So if reliable forecasts are evasive, what can give us guidance regarding future earnings? As a firm disciple of the value investing philosophy, the force of mean reversion steps immediately into the frame as a powerful tool for earnings guidance.

In this regard, it is noteworthy that current returns on equity (or ROE, which is measured as bottom line earnings divided by shareholders’ equity) are exceptionally high – and unsustainably so. For instance, if we take Central Eastern Europe, Middle East and Africa (CEEMEA) as a category (of which South Africa makes up 35 percent), then the current ROE of about 20 percent is well-above the long-term average of 15 percent. For the CEEMEA ROE to regress to the mean, it is necessary for earnings to decline 26 percent (other things remaining the same). Earnings must fall 57 percent to take the ROE down to its fifteen-year low (see Figure 2). This gives a sense of the extent to which earnings could decline in CEEMEA markets.

Some sectors show ROEs that are particularly high. Energy (gas and oil), materials (resources), industrials (heavy industry, including building and construction and motor) have the most to give up in terms of ROE regressing to the mean. That is to say, it is in these sectors that earnings arguably are most vulnerable. Information technology, telecoms, consumer durables and utilities have ROEs that look ‘more normal’, implying that earnings may already have begun the process of normalising in those sectors. By contrast, ROEs in the consumer cyclical, health and financial sectors now stand well below average. These sectors, in other words, might already be pushing through the trough of the earnings curve.

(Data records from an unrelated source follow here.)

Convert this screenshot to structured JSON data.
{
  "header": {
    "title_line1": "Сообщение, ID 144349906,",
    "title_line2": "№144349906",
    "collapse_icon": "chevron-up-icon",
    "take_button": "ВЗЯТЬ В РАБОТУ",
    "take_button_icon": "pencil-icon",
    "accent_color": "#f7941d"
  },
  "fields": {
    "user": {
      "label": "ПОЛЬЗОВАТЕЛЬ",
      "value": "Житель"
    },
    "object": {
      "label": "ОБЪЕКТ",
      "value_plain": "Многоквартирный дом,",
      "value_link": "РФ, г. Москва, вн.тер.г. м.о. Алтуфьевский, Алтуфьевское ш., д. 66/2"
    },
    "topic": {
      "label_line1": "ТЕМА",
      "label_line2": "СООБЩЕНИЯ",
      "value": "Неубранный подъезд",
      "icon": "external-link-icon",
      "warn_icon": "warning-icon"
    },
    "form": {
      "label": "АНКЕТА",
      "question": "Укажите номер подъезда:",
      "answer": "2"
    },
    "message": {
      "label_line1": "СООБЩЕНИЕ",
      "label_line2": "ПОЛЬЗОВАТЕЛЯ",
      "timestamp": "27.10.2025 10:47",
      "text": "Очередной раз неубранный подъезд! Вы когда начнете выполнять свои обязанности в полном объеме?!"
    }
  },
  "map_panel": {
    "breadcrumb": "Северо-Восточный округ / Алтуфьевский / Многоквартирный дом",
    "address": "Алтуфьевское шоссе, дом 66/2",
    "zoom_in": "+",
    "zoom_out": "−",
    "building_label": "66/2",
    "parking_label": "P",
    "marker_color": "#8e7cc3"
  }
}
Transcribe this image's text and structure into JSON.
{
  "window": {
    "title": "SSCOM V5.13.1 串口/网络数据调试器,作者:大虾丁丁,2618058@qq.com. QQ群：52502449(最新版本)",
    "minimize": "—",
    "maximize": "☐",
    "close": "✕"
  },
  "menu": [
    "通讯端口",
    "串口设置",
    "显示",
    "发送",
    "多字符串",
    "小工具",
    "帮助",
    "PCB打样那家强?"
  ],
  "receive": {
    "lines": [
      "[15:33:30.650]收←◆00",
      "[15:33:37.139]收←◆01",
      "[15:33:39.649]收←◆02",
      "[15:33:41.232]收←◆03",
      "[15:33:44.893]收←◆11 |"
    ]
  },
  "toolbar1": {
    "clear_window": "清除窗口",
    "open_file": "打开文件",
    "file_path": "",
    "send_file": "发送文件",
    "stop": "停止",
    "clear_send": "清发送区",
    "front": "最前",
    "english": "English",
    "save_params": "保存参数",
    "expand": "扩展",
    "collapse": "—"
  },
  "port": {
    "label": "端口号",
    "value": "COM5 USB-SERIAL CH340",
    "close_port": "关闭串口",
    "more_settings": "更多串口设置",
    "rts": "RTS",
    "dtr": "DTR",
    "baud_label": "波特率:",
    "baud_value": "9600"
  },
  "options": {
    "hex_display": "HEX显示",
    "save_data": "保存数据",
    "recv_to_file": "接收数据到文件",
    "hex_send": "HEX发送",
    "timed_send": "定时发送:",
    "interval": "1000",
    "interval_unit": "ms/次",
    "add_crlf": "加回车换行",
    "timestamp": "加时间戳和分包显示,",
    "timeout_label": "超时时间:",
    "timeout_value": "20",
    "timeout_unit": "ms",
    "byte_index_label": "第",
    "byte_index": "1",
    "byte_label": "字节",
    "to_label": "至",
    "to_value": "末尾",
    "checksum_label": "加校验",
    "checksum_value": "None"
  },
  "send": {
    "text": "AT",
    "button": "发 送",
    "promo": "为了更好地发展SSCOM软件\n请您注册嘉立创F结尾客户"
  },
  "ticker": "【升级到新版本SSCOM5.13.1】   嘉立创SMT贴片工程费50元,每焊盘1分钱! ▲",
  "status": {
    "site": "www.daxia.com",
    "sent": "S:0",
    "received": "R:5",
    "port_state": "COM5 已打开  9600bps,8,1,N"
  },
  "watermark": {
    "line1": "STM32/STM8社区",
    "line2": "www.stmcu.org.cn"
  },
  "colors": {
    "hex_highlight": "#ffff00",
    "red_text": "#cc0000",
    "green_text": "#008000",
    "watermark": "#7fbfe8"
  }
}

The ROE theme in CEEMEA is echoed in South Africa. Current ROEs for the market are above the long-term average. On this front, it is reasonable to expect a long-term ROE in South Africa of around 20 percent. Yet the ROE on resources (materials and energy) is well above this average (34.5 percent). Industrials are marginally above the average. Financials, in line with CEEMEA, are comfortably below the long-term average.

If we allow the force of mean reversion to apply to earnings, over 12 months we can expect the following performance for South African earnings: resources -45.0 percent; financials +12.5 percent; and industrials -9.5 percent. If we apply the JSE/FTSE All Share Index’s super-sector weights (50 percent resources, 30 percent industrials and 20 percent financials), this implies that earnings in South Africa need to decline by 22.9 percent to restore the long-run ROE.

Under this assumption, the current price-earnings ratio of the JSE of 9.5 times climbs to 12.3 times and the dividend yield moderates to 3.5 percent. Still, if these revised ratios are applied to a five-year return model it implies that the JSE can be expected to return 17.5 percent per annum off the revised valuation base. Under this assumption, an investment of R100, if left alone for five years, would grow to R225. Inside of this terrain, value investors will quickly identify greater opportunity. Financial stocks in South Africa, for instance, trade on an earnings yield of 14.8 percent and offer a dividend yield of 6.8 percent. If the force of mean reversion applied above holds, then these multiples will become even more compelling as 2009 evolves.

A shortened version of this article was published in The Weekender